TASK INPUTS:
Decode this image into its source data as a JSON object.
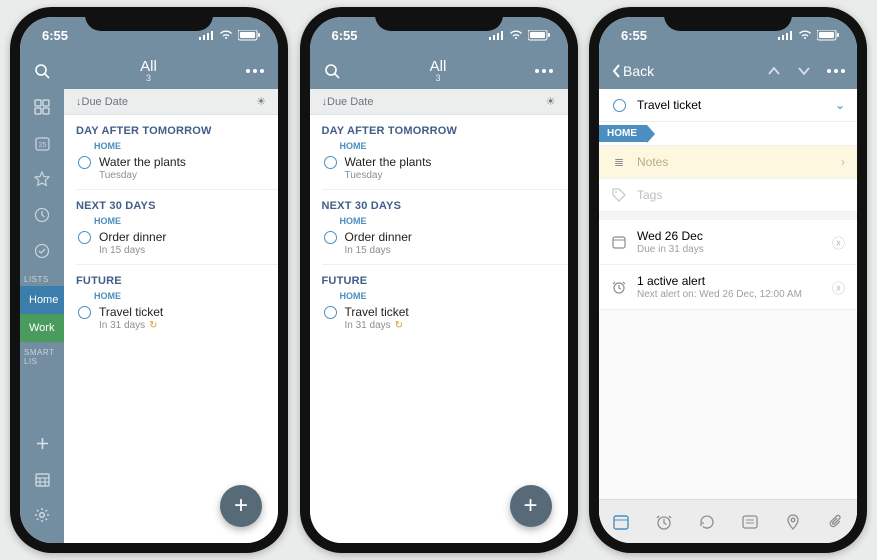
{
  "status": {
    "time": "6:55"
  },
  "listview": {
    "title": "All",
    "count": "3",
    "sort_label": "Due Date",
    "sections": [
      {
        "header": "DAY AFTER TOMORROW",
        "tag": "HOME",
        "task": {
          "title": "Water the plants",
          "sub": "Tuesday",
          "recurring": false
        }
      },
      {
        "header": "NEXT 30 DAYS",
        "tag": "HOME",
        "task": {
          "title": "Order dinner",
          "sub": "In 15 days",
          "recurring": false
        }
      },
      {
        "header": "FUTURE",
        "tag": "HOME",
        "task": {
          "title": "Travel ticket",
          "sub": "In 31 days",
          "recurring": true
        }
      }
    ]
  },
  "sidebar": {
    "section_lists": "LISTS",
    "section_smart": "SMART LIS",
    "list_home": "Home",
    "list_work": "Work"
  },
  "detail": {
    "back": "Back",
    "title": "Travel ticket",
    "tag": "HOME",
    "notes_placeholder": "Notes",
    "tags_placeholder": "Tags",
    "date": {
      "title": "Wed 26 Dec",
      "sub": "Due in 31 days"
    },
    "alert": {
      "title": "1 active alert",
      "sub": "Next alert on: Wed 26 Dec, 12:00 AM"
    }
  }
}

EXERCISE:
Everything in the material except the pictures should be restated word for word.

ANSWER TO THIS TASK:
Decode this image into its source data as a JSON object.
{
  "status": {
    "time": "6:55"
  },
  "listview": {
    "title": "All",
    "count": "3",
    "sort_label": "Due Date",
    "sections": [
      {
        "header": "DAY AFTER TOMORROW",
        "tag": "HOME",
        "task": {
          "title": "Water the plants",
          "sub": "Tuesday",
          "recurring": false
        }
      },
      {
        "header": "NEXT 30 DAYS",
        "tag": "HOME",
        "task": {
          "title": "Order dinner",
          "sub": "In 15 days",
          "recurring": false
        }
      },
      {
        "header": "FUTURE",
        "tag": "HOME",
        "task": {
          "title": "Travel ticket",
          "sub": "In 31 days",
          "recurring": true
        }
      }
    ]
  },
  "sidebar": {
    "section_lists": "LISTS",
    "section_smart": "SMART LIS",
    "list_home": "Home",
    "list_work": "Work"
  },
  "detail": {
    "back": "Back",
    "title": "Travel ticket",
    "tag": "HOME",
    "notes_placeholder": "Notes",
    "tags_placeholder": "Tags",
    "date": {
      "title": "Wed 26 Dec",
      "sub": "Due in 31 days"
    },
    "alert": {
      "title": "1 active alert",
      "sub": "Next alert on: Wed 26 Dec, 12:00 AM"
    }
  }
}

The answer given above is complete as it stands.